◆ Your goal ◆
In the records, find each line where "kind" occurs, and copy it.

Interface dataset entries
━━━━━━━━

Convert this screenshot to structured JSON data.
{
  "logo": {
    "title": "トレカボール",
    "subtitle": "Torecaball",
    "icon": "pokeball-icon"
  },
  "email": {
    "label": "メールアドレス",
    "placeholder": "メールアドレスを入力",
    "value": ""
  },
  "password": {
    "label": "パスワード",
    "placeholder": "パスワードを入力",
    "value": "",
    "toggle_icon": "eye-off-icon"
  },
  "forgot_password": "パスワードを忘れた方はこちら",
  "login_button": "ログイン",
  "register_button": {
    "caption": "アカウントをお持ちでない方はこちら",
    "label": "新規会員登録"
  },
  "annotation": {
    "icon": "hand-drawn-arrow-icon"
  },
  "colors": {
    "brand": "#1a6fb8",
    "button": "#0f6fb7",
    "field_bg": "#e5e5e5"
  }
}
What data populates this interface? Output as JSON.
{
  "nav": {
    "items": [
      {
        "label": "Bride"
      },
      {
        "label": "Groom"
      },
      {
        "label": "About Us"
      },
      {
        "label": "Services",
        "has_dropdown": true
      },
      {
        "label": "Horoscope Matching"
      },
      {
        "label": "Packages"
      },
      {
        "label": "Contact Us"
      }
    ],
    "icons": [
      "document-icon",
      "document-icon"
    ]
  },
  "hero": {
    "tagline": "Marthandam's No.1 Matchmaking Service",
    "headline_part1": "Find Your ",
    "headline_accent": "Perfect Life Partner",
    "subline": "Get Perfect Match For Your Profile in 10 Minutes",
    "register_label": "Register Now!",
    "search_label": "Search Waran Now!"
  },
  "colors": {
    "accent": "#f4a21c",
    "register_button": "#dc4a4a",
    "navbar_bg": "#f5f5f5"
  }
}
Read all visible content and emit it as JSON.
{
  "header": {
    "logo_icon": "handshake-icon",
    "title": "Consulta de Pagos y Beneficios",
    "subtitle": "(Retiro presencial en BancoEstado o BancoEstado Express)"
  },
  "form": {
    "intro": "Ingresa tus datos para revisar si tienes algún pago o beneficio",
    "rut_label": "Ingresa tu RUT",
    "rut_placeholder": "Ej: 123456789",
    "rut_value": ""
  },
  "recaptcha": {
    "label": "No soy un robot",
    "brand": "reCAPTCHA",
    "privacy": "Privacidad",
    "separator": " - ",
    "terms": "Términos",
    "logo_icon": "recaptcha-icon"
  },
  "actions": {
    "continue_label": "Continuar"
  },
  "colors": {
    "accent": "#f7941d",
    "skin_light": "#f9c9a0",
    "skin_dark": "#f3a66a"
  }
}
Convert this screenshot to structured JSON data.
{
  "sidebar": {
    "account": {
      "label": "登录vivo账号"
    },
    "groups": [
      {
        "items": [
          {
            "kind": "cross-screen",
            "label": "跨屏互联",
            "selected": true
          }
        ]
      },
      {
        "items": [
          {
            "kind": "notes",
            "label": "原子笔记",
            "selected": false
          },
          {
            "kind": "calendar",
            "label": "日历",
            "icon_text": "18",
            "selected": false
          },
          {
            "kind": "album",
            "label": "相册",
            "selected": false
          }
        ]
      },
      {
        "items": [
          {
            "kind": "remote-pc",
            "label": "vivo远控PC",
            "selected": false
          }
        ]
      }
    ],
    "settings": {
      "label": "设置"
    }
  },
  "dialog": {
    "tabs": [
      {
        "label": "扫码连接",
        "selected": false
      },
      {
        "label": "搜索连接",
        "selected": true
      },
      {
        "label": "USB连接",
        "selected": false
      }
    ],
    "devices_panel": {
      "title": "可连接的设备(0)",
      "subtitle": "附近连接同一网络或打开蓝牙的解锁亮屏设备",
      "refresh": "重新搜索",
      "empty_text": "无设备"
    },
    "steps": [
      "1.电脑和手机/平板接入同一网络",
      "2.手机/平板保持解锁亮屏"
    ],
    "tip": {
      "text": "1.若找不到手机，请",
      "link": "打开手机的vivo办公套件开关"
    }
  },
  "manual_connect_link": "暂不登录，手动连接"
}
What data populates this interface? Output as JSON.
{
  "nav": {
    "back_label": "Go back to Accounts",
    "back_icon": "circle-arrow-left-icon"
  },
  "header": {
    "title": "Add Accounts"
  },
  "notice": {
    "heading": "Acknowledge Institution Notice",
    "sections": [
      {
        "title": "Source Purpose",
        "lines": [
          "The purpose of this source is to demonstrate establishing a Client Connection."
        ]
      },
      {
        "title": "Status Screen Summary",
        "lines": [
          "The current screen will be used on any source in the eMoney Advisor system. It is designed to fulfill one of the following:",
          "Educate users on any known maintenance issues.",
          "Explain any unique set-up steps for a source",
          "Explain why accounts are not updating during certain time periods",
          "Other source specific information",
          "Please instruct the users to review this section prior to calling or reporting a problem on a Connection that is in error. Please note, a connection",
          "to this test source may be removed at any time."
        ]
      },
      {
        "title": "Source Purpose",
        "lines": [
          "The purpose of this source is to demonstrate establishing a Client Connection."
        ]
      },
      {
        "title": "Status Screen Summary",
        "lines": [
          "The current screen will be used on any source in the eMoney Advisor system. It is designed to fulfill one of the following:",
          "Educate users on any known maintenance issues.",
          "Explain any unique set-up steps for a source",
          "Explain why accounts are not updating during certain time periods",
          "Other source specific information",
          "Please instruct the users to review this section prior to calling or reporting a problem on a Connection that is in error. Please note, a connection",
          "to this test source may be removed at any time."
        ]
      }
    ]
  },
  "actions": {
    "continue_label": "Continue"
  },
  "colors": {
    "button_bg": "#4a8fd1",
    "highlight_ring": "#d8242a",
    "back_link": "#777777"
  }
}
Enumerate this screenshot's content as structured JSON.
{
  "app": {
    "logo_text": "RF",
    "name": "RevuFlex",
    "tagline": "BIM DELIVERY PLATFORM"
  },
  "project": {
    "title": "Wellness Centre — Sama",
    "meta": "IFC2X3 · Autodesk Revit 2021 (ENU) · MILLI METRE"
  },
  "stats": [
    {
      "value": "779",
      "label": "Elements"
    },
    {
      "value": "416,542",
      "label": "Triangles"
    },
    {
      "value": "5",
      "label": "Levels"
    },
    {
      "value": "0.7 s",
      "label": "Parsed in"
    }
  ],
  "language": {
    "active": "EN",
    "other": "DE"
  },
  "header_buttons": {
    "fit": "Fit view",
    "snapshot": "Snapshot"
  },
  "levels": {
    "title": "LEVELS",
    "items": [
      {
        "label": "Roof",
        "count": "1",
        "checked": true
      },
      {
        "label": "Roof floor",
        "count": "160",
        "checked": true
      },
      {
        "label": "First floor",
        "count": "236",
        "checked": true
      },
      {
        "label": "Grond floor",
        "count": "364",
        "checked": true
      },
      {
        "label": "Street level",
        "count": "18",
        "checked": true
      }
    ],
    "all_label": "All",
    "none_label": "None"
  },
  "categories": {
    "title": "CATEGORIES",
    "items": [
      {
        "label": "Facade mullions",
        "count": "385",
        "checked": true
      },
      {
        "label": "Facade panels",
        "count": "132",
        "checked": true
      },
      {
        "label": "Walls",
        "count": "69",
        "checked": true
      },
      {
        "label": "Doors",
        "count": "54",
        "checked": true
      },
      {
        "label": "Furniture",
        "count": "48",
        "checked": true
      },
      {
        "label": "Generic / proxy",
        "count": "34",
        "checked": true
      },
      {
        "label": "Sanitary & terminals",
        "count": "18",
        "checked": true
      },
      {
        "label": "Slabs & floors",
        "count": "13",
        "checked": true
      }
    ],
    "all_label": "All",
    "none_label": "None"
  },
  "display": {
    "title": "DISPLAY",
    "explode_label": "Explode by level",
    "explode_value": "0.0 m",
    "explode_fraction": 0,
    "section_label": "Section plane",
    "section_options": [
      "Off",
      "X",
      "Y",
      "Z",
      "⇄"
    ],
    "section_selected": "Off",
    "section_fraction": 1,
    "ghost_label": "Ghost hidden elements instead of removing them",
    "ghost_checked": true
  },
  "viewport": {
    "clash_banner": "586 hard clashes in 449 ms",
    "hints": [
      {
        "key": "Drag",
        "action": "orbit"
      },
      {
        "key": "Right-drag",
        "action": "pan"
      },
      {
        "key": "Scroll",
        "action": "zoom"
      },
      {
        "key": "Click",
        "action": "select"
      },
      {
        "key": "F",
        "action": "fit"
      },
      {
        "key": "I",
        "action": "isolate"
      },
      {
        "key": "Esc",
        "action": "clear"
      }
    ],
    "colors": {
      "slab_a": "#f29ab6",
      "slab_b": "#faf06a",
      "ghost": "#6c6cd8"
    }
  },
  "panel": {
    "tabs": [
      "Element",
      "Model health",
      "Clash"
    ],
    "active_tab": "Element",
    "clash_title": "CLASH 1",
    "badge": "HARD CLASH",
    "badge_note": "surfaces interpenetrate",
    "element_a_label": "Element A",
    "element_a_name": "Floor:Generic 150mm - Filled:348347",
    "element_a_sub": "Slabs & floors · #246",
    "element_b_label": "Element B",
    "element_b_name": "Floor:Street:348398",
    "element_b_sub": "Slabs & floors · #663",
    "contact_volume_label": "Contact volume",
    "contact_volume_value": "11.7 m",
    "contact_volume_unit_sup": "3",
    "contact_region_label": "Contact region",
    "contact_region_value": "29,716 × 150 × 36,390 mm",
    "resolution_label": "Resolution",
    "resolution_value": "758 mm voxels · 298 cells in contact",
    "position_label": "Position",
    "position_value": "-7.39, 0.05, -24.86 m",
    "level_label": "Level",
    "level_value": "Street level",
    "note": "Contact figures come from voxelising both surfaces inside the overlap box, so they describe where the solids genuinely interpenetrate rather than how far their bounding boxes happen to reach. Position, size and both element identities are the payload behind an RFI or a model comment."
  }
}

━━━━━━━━

◆ Written solution ◆
            "kind": "cross-screen",
            "kind": "notes",
            "kind": "calendar",
            "kind": "album",
            "kind": "remote-pc",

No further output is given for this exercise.